    and central-station power, consumers become the direct beneficiaries of the
    power they produce. In five to fifteen years, through savings on energy bills,
    they pay off the cost of a solar PV system that will thereafter provide very low
    cost power for a total of 25 to 40 years (the expected lifetime of a solar PV
    system). The choice is pretty clear: pay for the ongoing cost of remote centralstation
    renewable power or pocket the savings of locally-generated renewable
    Businesses with large rooftops or parking lots can become small power
    companies that feed electricity into the grid. Their profits on electricity sales
    are a steady source of revenue that can supplement their business. Community
    cooperatives can pool the rooftop area of their neighborhoods to form, for
    example, an East Oakland Power Company, which could use the revenues
    generated from selling electricity to provide dividends to the members of the
    cooperative, or to fund local development projects, or to bankroll new cleanenergy
    businesses in the community.

    • avatarJohn says

      Those are a few benefits of distributed generation, but going in this direction over the long term may cause more problems than it intends to solve. For example the more DG installed, the more upgrades required to the low voltage distribution grid, for example a distribution transformer. Most solar inverters also use the grid to balance out the voltage frequency therefore another reason why the upgrades are required. These upgrades have predicted to cost Europe billions in dollars over the future plus the upgrades required to the grid for increasing demand as well as the net metering returns. This will cause power prices to rise significantly for the many who can’t afford solar systems as well as times when solar isn’t working such as night or stormy days. Nearly all countries have their winter peak demand around times where solar is working at 0-10%. This has caused significant problems in Germany as their grid has become very unstable trying to rely on DG. And for what? To prevent a few hours a year of outages? Or to save some money while this causes others to suffer.

  6. avatar says

    Power outages in the US are a significant problem. Just ask all the people who are suffering now on the Gulf Coast from Hurricane Isaac. In Germany power outages are unheard of due to undergrounding of utilities.

    • avatarJohn says

      Maybe we should be investing in undegrounding power lines instead. Distributed generation will only assist in reducing peak demand, It will not prevent power outages as the generation units are required to shut down during an outage. Having any form of distributed generation will be useless to all those affected by the hurricane. Also A hurricane will certainly cause outages in most countires, it isn’t just the USA.

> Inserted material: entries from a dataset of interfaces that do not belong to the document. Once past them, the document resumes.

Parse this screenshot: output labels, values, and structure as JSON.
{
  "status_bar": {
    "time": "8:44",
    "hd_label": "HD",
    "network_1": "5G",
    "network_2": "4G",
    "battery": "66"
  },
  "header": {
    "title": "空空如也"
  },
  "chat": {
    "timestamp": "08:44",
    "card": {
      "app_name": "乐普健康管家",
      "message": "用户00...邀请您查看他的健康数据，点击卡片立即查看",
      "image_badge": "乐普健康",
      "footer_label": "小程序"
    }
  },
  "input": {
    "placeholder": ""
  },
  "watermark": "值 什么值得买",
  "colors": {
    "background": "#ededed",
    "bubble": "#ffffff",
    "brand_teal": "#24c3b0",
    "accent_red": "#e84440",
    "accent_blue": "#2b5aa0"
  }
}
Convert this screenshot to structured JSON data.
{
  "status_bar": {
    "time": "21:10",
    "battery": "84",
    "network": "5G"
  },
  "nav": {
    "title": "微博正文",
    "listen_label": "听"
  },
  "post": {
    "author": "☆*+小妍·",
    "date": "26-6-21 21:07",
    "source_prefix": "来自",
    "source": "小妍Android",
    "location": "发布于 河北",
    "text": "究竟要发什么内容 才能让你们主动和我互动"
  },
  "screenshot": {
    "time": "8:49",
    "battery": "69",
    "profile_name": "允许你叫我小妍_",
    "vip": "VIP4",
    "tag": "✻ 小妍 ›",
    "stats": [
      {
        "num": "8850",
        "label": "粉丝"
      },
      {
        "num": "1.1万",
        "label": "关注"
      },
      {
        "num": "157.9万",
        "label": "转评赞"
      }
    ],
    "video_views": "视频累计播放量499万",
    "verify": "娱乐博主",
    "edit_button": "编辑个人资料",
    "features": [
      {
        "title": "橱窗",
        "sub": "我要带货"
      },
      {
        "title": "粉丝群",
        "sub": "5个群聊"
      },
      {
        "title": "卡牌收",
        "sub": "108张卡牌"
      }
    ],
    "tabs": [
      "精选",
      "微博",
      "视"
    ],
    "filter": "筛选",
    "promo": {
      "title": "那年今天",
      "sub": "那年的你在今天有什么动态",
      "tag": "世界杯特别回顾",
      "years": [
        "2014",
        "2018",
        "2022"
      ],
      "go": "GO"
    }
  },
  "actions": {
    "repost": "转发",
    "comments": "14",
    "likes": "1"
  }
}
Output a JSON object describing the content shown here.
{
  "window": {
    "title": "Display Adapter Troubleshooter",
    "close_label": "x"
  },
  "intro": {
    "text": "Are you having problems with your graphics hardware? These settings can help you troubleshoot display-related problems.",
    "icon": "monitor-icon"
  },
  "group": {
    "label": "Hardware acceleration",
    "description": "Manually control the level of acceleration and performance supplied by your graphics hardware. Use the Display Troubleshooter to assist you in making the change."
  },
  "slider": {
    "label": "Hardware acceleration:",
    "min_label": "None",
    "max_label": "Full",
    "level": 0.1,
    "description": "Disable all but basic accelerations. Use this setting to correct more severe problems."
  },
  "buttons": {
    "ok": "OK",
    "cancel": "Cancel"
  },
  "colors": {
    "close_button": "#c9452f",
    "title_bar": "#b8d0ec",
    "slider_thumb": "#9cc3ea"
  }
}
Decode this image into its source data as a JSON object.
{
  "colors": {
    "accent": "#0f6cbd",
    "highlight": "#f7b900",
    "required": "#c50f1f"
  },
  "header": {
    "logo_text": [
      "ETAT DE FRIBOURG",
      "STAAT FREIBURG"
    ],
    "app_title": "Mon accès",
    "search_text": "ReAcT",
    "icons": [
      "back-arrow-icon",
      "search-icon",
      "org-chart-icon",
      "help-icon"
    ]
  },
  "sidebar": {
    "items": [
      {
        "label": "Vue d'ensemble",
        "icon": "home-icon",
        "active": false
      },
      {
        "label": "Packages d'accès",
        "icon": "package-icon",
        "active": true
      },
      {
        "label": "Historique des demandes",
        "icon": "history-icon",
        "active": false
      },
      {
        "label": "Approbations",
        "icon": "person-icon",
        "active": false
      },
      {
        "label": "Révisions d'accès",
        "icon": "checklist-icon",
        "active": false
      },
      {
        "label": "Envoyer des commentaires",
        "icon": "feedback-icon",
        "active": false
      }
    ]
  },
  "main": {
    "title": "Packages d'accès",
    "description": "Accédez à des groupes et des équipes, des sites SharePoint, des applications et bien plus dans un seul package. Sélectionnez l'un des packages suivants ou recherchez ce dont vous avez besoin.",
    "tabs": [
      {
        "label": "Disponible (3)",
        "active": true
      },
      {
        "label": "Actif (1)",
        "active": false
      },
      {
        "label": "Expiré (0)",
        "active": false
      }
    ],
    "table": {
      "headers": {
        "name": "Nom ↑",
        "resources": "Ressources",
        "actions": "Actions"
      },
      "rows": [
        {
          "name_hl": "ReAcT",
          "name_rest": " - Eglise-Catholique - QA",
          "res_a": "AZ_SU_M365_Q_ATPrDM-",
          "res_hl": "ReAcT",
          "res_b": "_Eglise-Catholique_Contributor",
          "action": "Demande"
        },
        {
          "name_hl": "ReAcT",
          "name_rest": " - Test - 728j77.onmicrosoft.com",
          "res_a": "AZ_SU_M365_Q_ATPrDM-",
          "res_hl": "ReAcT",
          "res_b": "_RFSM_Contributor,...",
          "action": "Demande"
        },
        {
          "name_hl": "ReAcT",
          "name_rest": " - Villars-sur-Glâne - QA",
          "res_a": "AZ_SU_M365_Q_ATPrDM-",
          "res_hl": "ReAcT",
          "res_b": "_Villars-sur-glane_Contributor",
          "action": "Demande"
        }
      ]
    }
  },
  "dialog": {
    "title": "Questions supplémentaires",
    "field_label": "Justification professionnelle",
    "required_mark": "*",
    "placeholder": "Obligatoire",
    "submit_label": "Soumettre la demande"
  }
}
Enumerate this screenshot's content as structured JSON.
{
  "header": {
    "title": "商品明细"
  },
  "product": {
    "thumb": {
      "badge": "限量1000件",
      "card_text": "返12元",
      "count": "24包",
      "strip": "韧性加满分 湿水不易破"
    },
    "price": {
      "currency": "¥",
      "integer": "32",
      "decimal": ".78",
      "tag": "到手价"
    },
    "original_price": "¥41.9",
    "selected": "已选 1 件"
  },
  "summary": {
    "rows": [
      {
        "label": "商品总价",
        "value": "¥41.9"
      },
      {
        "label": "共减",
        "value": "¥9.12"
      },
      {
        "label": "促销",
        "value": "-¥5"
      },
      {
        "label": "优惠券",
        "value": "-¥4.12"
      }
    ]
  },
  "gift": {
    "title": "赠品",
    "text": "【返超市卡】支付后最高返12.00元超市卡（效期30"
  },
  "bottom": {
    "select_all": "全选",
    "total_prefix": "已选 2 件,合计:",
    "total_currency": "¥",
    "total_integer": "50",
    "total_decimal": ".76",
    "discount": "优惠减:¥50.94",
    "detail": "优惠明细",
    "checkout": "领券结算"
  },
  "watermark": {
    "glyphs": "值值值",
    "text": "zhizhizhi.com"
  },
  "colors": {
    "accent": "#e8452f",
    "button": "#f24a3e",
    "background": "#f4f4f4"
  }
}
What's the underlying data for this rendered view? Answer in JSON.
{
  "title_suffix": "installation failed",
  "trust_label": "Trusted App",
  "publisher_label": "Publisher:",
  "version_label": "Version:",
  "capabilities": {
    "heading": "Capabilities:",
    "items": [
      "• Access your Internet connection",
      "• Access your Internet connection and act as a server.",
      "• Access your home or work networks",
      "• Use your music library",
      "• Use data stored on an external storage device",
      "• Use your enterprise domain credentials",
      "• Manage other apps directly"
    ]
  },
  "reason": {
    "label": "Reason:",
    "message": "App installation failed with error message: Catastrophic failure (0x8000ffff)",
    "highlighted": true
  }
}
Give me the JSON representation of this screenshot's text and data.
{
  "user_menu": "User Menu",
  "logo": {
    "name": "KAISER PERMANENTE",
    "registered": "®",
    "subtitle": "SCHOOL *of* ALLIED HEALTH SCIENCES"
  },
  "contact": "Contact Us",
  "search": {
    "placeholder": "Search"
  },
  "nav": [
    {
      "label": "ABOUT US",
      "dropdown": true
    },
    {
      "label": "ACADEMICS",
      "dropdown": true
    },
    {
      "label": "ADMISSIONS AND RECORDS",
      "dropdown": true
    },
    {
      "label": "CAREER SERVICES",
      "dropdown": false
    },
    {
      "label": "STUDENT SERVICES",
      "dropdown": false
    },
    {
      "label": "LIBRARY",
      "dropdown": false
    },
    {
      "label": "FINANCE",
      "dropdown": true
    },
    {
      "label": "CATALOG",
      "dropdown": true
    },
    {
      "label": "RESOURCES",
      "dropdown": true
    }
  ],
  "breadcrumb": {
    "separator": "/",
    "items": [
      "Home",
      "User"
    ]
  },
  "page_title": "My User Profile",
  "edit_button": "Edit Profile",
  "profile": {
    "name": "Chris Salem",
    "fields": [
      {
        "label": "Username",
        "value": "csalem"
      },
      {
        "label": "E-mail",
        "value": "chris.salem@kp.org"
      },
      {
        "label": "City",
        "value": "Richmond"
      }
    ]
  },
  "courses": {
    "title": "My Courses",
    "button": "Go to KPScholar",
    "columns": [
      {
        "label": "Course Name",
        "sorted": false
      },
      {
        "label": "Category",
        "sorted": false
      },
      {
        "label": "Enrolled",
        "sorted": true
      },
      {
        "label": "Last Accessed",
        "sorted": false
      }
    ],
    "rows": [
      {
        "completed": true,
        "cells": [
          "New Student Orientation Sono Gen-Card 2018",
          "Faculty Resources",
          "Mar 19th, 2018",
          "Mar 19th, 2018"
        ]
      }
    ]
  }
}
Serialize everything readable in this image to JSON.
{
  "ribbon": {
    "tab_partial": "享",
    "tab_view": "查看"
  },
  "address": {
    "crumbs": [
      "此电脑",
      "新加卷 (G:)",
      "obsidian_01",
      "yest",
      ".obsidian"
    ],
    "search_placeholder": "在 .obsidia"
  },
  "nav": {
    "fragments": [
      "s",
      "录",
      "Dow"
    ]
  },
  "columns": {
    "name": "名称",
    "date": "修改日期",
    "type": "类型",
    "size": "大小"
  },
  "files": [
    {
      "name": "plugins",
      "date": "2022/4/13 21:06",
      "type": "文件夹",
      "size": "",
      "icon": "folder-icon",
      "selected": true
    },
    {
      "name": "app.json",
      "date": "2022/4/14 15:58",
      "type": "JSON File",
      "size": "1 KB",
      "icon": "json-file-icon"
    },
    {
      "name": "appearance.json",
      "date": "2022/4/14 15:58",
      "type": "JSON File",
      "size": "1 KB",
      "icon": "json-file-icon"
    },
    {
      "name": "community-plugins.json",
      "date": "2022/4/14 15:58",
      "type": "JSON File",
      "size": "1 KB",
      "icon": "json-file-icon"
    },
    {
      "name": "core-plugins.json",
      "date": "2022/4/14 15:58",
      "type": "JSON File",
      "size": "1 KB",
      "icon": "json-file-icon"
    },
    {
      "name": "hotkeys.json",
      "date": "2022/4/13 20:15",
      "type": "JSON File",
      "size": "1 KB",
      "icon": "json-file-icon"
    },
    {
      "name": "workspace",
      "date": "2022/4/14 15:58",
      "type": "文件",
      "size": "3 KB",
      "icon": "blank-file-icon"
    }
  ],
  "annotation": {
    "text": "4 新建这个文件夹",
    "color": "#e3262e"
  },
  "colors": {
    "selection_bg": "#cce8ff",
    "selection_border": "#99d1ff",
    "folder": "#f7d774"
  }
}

  7. avatarNeil says

    Ive had experience in the electrical industry. A high penetration of DG to a local low voltage distribution grid will cause problems, therefore upgrades to the local grid are required which can be very costly. The expense of distributed generation is shifting the high costs of maintaining the HV transmission grid to maintaining the low voltage network. Traditionally the LV network required very little investment or upgrades. But keep in mind that at times when most distributed generation sources aren’t working (cloudy days, night, windless days) the transmission grid will need to cater for that demand so investments will still be needed within the transmission network. A household will be using a majority of its energy from the grid especially during winter. DG is a good clean source of energy and is a short term solution, but high growth rates will certainly cause more problems in the future and may be more costly than maintaining our current grid.

  8. avatar says

    A new smart grid is part of the infrastructure so badly needed in the US. This will allow electricity generated by a multiplicity of means and from various areas geographically to work together harmoniously.


  1. […] a continuation of the series on PV (photovoltaic power) power generation. Previous articles were Learning from the Cascading Power Failures that Brought Down the Power Grid in India by Deb Severson and Power to the People or Power to the Corporations by John […]